Exercise description: Here are some records; copy every line that holds the word "status".

Data for review:
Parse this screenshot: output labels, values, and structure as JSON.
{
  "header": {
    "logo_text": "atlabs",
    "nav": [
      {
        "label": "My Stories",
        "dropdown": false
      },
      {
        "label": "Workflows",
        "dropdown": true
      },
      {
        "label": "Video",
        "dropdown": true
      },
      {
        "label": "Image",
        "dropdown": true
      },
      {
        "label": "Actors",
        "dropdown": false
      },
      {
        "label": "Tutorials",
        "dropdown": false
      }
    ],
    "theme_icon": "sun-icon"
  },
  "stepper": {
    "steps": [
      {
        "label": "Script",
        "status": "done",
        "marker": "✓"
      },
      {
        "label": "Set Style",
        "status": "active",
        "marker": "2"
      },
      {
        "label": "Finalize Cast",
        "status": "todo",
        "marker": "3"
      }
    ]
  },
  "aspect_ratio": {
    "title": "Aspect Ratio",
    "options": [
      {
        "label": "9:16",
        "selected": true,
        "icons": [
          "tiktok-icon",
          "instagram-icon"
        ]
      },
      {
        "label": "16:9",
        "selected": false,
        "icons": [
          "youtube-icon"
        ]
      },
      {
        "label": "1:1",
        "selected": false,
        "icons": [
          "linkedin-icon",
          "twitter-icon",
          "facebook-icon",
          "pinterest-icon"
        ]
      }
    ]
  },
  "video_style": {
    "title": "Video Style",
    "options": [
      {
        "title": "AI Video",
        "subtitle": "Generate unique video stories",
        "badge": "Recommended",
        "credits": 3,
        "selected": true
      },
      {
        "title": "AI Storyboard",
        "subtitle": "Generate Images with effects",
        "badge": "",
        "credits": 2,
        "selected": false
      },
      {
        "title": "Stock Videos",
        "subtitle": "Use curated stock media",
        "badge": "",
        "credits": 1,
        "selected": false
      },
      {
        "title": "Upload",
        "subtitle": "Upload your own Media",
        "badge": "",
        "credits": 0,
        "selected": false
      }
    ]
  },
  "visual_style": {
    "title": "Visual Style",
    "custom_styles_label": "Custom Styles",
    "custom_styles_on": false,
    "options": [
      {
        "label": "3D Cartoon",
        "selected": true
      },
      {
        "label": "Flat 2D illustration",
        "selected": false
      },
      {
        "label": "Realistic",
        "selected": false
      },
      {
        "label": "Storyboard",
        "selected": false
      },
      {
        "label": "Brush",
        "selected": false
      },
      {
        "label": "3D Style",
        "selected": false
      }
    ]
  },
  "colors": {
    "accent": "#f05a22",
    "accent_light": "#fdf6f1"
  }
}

Completed task:
        "status": "done",
        "status": "active",
        "status": "todo",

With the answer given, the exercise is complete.